mussel dish 2.jpg Josette Smyrl, our French Hotel Coordinator, has sent me this recipe from her home in Provence. She had just prepared this dish for some friends, so she gladly passed it on to me to share with you, as her meal had been a

success. (Since "poulette" means ‘young hen’ in French, the name probably comes from the use of eggs in the sauce.)

Her recipe is for four people; Rick and I prepared

it yesterday for the two of us. We used two pounds of mussels

and two egg yolks and reduced a little the quantity of the

rest of ingredients. We also put the sauce on whole wheat

spaghetti and half-shelled mussels. We found the sauce to be

very delicate and subtle and a good complement to the

distinct taste of fresh mussels! I also recommend using fresh

rosemary in the broth!

Ingredients for four people:



  • 5 pounds of fresh mussels (in their shells)


For the "broth":



  • one carrot and one onion chopped
  • two bay leaves
  • one sprig of (fresh) thyme and/or rosemary
  • half a cup of white wine


For the sauce:



  • one ounce butter or margarine
  • one-two tablespoons flour
  • three egg yolks
  • one Tbsp of fresh lemon juice




  1. Wash and scrape the mussels under running cold water. Immediately set aside (without letting the mussels stand in water).


  2. In large pot put the diced carrot and onion with the bay leaves, thyme/rosemary and wine.


  3. Add the mussels, cover the pot and turn on high heat for about 8 minutes while stirring once in a while. Check that the mussels shells are well open, remove them with a slotted spoon and set aside in a bowl.

    Let the liquid boil a little longer until reduced some more, then let it settle for a while before straining it carefully.

    Sauce: melt butter in a sauce pan, whisk in the flour and add

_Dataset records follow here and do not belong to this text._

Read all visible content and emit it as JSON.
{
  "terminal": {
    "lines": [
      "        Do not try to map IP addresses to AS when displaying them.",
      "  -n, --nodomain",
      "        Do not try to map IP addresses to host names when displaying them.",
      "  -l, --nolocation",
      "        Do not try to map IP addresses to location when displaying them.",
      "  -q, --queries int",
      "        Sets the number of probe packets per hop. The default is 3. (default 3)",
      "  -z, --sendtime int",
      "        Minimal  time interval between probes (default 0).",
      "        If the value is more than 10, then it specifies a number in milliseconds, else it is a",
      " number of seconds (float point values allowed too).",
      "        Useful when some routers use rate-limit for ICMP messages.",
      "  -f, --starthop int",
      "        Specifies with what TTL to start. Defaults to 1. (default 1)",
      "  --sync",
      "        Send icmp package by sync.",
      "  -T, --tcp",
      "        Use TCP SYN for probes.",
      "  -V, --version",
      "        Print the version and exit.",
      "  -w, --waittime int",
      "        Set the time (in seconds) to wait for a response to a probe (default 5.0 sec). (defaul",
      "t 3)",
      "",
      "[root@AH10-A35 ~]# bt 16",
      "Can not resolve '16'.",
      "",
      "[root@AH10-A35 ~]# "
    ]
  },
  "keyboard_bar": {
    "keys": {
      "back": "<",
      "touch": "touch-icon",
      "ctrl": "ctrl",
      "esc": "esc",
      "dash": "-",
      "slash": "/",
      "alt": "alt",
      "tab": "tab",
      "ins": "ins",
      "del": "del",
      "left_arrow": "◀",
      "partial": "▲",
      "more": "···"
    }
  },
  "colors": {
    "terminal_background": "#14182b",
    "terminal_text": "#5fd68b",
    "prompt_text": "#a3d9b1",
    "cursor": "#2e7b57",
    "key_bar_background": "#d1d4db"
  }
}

    the mussel broth little by little. Bring it back to a boil for a couple

    of minutes, whisking all the time to obtain a smooth sauce.


  4. Take the pan off the heat, add three egg yolks, one at a time,

    mixing briskly and finally add lemon juice.


  5. Sauce is ready and as such, it is the traditional provençal

    "sauce poulette": no other spice is added (the Mediterranean mussels are

    high in iodine and don’t need any addition of salt or other spices!)

    and no cream because traditional Mediterranean recipes don’t use it!

    BUT you are not cooking for theoretical demonstration…you are cooking

    for youself…So, now is time to taste it: depending on the provenance of

    your mussels, you may find the sauce too mild or too strong for your taste:

    too mild? Add (carefully!) a little salt and pepper.. too strong? Add a couple

    of Tbsps of light cream and keep tasting till you find it just right for you!


  6. Now for the serving, I like to propose several possibilities:

    You may divide the mussels in 4 serving bowls and pour the sauce right

    over them (fun but..messy to eat!)

    You may keep only half a shell (a little less messy…)

    Or you may pull carefully each mussel from its shell, add them to the sauce,

    warm it up and serve it with a side dish of fluffy rice, or couscous or pasta….

    Very,very nice….and so easy to eat!



Un grand bon appetit!

Paola Malpezzi Price

Professor of French and Italian

Colorado State University